• **TASK DETAILS**: Find each line in the records below that contains the word "heading", and copy it out.

• **SUPPLIED DATA**:
╔══
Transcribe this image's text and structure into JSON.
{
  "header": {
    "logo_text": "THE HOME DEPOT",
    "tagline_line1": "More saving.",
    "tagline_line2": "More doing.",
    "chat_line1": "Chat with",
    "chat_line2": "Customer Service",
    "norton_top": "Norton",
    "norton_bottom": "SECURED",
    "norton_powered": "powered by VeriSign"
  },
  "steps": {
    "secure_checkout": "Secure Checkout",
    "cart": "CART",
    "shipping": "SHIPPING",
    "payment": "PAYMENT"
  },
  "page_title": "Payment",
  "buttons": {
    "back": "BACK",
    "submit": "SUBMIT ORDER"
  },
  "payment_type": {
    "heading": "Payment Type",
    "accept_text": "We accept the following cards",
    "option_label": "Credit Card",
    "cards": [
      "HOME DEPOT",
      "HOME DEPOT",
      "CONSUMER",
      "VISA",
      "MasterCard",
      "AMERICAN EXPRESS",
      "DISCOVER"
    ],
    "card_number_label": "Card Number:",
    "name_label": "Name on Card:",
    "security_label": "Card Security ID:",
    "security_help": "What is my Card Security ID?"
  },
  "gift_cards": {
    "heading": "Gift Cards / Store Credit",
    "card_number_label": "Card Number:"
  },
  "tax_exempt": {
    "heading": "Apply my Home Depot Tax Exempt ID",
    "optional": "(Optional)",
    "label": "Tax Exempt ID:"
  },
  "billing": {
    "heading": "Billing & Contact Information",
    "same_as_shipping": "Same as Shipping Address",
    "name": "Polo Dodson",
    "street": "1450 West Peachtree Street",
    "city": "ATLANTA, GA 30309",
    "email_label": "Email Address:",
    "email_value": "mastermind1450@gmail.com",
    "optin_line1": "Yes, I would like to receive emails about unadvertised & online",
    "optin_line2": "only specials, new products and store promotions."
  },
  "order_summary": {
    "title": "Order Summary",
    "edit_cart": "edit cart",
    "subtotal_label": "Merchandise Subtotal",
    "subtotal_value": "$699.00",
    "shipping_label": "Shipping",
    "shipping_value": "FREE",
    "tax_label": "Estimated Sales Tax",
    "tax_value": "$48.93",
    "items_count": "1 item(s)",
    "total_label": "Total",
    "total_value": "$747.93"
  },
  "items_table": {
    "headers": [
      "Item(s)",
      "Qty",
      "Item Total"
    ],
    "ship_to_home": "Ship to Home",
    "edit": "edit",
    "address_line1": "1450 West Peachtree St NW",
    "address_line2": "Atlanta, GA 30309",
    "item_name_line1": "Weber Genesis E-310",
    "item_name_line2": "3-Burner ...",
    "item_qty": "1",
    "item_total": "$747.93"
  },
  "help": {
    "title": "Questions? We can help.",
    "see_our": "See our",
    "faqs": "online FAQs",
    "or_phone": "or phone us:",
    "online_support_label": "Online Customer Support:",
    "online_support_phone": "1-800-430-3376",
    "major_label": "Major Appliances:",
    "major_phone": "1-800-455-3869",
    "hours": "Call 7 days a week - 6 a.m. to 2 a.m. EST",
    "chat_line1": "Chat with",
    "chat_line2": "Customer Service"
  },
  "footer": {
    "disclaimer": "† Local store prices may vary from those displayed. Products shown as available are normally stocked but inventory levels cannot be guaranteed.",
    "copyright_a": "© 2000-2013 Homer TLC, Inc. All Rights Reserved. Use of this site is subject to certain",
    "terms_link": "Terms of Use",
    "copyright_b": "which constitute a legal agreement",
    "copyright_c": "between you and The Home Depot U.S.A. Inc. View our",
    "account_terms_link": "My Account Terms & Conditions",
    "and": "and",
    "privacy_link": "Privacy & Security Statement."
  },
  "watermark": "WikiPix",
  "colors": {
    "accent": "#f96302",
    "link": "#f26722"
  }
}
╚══
• **TASK OUTPUT**:
    "heading": "Payment Type",
    "heading": "Gift Cards / Store Credit",
    "heading": "Apply my Home Depot Tax Exempt ID",
    "heading": "Billing & Contact Information",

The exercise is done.